There’s no value in spouting of anything and everything that’s going on. These meetings need to have a clear purpose.

A book I really love on this topic is Cameron Herold’s, Meetings Suck. Herold is a business growth coach and recognized speaker, and his book essentially explains that the reason company meetings fail so often is because the people holding the meetings don’t set the right expectations. In a nutshell: not everyone can hold a great meeting. That’s another soft skill, and it takes time and practice in order to execute well.

If you want a high-level analysis of your business, then you need to set that expectation with your team: 30 minutes, review these 3 items, ten minutes for problem-solving, done.

2. Use a business dashboard to avoid logging into 20 different accounts.

You’ve never seen disorganization until you’ve stepped inside a digital marketing agency.

Especially if your line of work involves dozens of different digital platforms, project management tools, social media accounts, analytics trackers, etc., then one of the best investments you could possibly make is in a business dashboard.

One of the benefits of the digital age (and the direction it is moving) is the ease with which so many different platforms can easily be connected. Cyfe, for example, is a business dashboard that integrates with everything from Facebook, Google Analytics, Gmail, Shopify, QuickBooks, and EventBrite, to Stripe, Bitly, and dozens upon dozens of other platforms. Think Hootsuite, but for everything. It is an extremely simple and easy to use interface, and ends up saving hours when you think about how many times you have to log in to each one of those accounts.

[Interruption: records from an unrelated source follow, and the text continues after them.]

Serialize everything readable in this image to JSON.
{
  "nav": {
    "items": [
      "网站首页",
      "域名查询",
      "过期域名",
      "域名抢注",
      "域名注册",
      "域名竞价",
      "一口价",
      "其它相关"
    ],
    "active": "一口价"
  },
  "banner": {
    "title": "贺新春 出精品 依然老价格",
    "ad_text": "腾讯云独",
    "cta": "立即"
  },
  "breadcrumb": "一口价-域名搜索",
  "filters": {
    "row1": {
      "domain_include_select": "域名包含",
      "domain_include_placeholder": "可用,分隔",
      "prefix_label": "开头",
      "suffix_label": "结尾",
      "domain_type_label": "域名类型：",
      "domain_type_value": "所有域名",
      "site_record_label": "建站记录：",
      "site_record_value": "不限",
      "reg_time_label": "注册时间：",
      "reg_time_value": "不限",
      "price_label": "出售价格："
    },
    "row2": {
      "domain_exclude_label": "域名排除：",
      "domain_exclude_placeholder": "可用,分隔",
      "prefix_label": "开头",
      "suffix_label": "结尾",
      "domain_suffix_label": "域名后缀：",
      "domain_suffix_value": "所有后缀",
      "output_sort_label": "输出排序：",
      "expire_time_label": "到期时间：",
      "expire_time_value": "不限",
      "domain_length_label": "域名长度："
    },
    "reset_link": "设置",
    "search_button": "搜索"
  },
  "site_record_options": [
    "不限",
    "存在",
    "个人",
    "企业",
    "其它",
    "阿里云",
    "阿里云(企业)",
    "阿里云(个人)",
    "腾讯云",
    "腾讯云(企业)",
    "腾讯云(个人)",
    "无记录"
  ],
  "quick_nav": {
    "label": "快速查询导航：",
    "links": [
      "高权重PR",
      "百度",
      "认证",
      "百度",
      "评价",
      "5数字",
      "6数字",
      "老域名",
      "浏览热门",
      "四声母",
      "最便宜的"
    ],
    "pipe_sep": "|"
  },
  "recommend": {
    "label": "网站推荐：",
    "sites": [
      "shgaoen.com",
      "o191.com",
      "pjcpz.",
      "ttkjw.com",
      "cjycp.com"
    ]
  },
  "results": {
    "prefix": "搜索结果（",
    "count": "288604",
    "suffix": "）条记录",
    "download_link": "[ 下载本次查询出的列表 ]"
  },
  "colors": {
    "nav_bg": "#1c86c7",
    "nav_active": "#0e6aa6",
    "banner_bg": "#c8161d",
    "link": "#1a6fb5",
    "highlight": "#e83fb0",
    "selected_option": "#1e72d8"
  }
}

The other benefit of using a business dashboard is the fact that you can keep track of and measure the roles and responsibilities within your company–and then process reports (which someone else on your team can provide at your weekly check-in meeting, for example).

This is not for just big companies either. You’d be surprised how many 10-man operations struggle because of internal inefficiencies that can easily be avoided. Which means that you, the founder, can look at one big, general overview of everything that’s happening, instead of going account to account, platform to platform, searching for your answer.

3. Create systems–not just individual deliverables.

One of the best movies I’ve seen this year has been The Founder, the story of how the McDonald’s empire came to be.

What impressed me so much about the story was the relentless dedication not just to making a burger, but the system with which that burger was made in the first place. It’s the system that was scaled. It’s the system that was monitored. It’s the system that was refined and perfected–not necessarily the burger itself. Apply that kind of thinking to any business, and that’s how you scale.

Which means, as your company’s leader, it’s imperative that you not get lost in the weeds, and instead stay looking at the business from that top-down perspective. The burger, yeah, you can make it better over time, but it’s the system that needs the most work.

So, for example, your sales department needs a process–and at this point, you should be using a piece of software, like Hubspot, to keep everything organized (and again, provide you with high-level perspectives of what’s happening, who is in the pipeline, etc.). Hubspot has some serious sales tools, and can make it very easy for your leadership team to see who is a prospect, who has received a proposal, who is sitting on a contract, and who has ultimately signed on as a client. Then your marketing department needs a process. Give them their deliverables, give them their business dashboard to oversee everything (which you will also watch closely), and then spend your time refining the process–that’s where your time is best spent.

Every single thing in your business needs a process. And the more you can put your team (and yourself) in a position to clearly understand what that process is, and how success will be measured, the faster and more effectively you will be able to scale.

But without a process, you’ll spend hours searching for what went wrong, where.